|The Appalachian Trail in New England|
|The famous hiking trail from Maine to Georgia wanders through the mountains of all but one of the six New England states. (It doesn't touch Rhode Island.)|
Officially called the Appalachian National Scenic Trail, this 2158-miles (3481-km) footpath through the wilderness meanders from Mount Katahdin in Maine through Maine's forests to New Hampshire's White Mountains, Vermont's Green Mountains and Massachusetts' Berkshire Hills before crossing into Connecticut and New York State, heading south along the Appalachian Mountain range and ending at Springer Mountain, Georgia (map).
The trail is managed by the US National Park Service, US Forest Service, Appalachian Trail Conservancy, numerous state agencies and many volunteers. More than three million people hike some portion of the Appalachian Trail each year.
Earnest hikers strive to hike the entire trail, but since the trail was opened in 1937, fewer than 9000 hikers have made it all the way. The full-distance hike takes five or six months.
If you're a serious Appalachian Trail hiker, or plan to become a "through hiker" (or "2000-miler") and hike the whole trail, you must adopt a "trail name," some moniker by which you'll be known on your journey.
Two words not heard much among through hikers: dry and easy. The Appalachian Trail is usually neither.
You'll also have to know that nobo means "northbound hiker" and sobo means "southbound hiker."
The rest of us, like Bill Bryson, hike only parts of it (as Bryson recounts in his hilarious Appalachian trail hiking memoir A Walk in the Woods).
The Trail in New England
The most popular portions of the Appalachian Trail in New England are those near Mount Katahdin in Maine, in New Hampshire's White Mountains, Vermont's Green Mountains, and the Massachusetts Berkshires.
Want to find out what it's like? Join the discussions on WhiteBlaze.net, "A Community of Appalachian Trail Enthusiasts."

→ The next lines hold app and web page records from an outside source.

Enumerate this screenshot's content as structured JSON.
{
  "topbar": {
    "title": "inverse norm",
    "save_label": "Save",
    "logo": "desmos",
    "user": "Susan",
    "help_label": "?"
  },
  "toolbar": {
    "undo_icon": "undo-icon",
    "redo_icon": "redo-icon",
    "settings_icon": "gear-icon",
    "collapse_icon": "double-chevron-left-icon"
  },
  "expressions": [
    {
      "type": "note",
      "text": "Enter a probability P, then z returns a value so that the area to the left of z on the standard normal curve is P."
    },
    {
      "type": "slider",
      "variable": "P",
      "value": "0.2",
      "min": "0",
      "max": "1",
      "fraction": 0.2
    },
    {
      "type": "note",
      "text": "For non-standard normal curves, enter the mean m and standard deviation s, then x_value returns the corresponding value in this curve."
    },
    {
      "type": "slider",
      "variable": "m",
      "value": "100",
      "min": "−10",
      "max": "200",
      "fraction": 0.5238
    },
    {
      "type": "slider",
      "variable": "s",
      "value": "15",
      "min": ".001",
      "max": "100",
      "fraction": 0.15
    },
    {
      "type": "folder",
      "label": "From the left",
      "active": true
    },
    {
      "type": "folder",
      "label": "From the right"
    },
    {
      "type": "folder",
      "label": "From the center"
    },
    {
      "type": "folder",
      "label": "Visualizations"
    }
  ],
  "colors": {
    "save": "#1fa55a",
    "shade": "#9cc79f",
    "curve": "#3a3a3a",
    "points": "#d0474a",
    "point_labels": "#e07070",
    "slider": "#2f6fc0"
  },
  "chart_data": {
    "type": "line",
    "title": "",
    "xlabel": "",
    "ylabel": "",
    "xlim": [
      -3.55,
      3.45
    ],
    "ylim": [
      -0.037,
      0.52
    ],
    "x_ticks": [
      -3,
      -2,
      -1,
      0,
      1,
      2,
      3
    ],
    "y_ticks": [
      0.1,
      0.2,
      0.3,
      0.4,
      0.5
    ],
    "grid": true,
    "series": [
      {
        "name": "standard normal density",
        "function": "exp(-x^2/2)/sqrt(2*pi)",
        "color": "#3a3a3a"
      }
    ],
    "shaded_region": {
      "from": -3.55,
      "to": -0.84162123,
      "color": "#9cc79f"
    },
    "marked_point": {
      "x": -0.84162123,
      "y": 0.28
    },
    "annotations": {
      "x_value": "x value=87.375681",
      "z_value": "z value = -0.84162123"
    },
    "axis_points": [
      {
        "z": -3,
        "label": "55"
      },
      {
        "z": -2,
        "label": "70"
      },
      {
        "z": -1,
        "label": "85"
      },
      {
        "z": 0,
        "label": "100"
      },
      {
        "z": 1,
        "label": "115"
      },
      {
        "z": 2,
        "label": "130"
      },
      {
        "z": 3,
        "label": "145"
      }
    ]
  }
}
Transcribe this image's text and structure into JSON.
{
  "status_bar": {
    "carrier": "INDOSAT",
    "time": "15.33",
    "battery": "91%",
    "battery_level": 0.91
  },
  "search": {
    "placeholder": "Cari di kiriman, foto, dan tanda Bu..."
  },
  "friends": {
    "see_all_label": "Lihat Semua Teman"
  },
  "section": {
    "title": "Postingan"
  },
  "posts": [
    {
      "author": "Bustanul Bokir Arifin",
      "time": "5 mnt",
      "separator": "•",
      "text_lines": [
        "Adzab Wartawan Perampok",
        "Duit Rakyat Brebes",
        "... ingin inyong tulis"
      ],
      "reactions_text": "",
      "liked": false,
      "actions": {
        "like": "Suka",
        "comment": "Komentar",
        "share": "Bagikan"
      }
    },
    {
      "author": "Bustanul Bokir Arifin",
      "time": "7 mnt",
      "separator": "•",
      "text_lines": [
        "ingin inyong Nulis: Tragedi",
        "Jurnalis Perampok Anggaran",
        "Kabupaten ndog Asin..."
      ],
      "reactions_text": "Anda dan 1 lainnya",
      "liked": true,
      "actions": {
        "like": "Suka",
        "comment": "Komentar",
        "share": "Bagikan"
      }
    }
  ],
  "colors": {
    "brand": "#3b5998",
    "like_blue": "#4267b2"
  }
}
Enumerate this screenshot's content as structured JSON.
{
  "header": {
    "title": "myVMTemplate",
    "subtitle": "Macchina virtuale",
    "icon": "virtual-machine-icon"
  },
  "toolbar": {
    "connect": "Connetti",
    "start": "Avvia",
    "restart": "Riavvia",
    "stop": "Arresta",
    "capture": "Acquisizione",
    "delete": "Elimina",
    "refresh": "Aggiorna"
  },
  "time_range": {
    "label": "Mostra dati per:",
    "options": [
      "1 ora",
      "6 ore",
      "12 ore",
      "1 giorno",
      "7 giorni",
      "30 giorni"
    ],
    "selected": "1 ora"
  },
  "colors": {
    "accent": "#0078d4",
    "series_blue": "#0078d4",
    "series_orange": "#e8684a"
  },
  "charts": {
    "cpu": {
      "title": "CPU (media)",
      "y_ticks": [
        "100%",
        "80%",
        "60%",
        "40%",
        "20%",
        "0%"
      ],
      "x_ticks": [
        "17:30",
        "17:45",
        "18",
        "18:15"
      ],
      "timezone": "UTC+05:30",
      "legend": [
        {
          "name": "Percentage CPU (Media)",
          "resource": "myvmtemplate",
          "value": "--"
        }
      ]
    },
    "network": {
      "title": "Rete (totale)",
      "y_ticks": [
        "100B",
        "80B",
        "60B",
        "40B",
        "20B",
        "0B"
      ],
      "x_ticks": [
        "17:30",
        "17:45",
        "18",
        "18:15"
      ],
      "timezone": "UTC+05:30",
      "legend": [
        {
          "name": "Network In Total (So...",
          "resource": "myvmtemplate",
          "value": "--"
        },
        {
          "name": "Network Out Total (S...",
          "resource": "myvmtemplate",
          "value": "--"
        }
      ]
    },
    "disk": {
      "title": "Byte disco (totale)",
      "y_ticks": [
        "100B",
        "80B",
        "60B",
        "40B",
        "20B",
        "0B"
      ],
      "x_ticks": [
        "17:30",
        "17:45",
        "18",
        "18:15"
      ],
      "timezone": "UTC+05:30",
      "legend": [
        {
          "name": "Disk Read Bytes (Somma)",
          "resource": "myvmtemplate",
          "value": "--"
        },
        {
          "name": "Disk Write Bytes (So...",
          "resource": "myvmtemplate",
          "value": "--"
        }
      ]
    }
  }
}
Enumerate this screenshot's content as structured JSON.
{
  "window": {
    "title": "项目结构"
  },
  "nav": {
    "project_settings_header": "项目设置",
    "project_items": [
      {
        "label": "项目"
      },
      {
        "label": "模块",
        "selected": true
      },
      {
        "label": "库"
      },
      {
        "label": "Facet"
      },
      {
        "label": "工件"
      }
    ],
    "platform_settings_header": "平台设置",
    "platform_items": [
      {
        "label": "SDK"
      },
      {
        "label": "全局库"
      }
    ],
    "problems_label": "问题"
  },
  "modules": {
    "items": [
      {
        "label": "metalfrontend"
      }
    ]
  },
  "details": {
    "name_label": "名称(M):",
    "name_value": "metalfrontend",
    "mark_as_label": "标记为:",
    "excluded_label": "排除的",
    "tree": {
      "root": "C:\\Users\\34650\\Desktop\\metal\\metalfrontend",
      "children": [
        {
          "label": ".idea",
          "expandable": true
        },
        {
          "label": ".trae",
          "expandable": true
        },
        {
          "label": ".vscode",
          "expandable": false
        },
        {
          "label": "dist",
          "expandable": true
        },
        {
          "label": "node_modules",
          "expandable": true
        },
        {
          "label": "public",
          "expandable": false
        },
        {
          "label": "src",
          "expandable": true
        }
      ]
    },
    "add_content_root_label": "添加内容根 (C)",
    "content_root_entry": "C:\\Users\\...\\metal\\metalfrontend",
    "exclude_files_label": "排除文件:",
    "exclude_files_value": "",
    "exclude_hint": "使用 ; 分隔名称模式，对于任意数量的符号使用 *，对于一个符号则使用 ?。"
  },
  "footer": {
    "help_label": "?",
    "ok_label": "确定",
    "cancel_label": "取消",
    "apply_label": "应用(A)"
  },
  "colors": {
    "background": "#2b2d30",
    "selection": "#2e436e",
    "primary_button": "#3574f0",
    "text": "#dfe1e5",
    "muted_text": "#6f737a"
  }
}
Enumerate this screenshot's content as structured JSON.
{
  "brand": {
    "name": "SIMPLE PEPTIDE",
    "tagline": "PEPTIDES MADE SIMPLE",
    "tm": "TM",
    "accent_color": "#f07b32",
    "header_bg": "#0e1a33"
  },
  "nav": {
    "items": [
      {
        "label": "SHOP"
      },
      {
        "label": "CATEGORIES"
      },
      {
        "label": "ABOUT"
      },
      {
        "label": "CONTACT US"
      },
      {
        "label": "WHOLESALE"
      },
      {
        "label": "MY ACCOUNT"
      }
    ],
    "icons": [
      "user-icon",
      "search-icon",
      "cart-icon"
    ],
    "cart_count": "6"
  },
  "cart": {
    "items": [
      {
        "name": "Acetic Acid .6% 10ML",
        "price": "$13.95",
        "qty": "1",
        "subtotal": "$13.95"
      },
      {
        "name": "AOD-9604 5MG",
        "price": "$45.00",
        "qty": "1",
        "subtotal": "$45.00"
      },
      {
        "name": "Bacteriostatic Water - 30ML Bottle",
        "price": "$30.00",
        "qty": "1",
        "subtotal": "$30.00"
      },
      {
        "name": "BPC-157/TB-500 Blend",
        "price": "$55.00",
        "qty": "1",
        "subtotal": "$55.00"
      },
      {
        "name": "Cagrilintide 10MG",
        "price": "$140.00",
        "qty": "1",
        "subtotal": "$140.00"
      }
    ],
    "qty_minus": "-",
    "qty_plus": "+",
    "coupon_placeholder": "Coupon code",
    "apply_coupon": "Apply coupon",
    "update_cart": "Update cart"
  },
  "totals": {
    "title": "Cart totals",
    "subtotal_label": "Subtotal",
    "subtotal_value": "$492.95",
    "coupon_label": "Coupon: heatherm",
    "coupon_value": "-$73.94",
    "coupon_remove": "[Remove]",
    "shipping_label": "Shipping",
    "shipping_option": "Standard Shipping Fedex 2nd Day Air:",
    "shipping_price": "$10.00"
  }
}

Whenever you go out to enjoy New England's forests, meadows and fields, be conscious of ticks and tick-borne illness. More...
—by Tom Brosnahan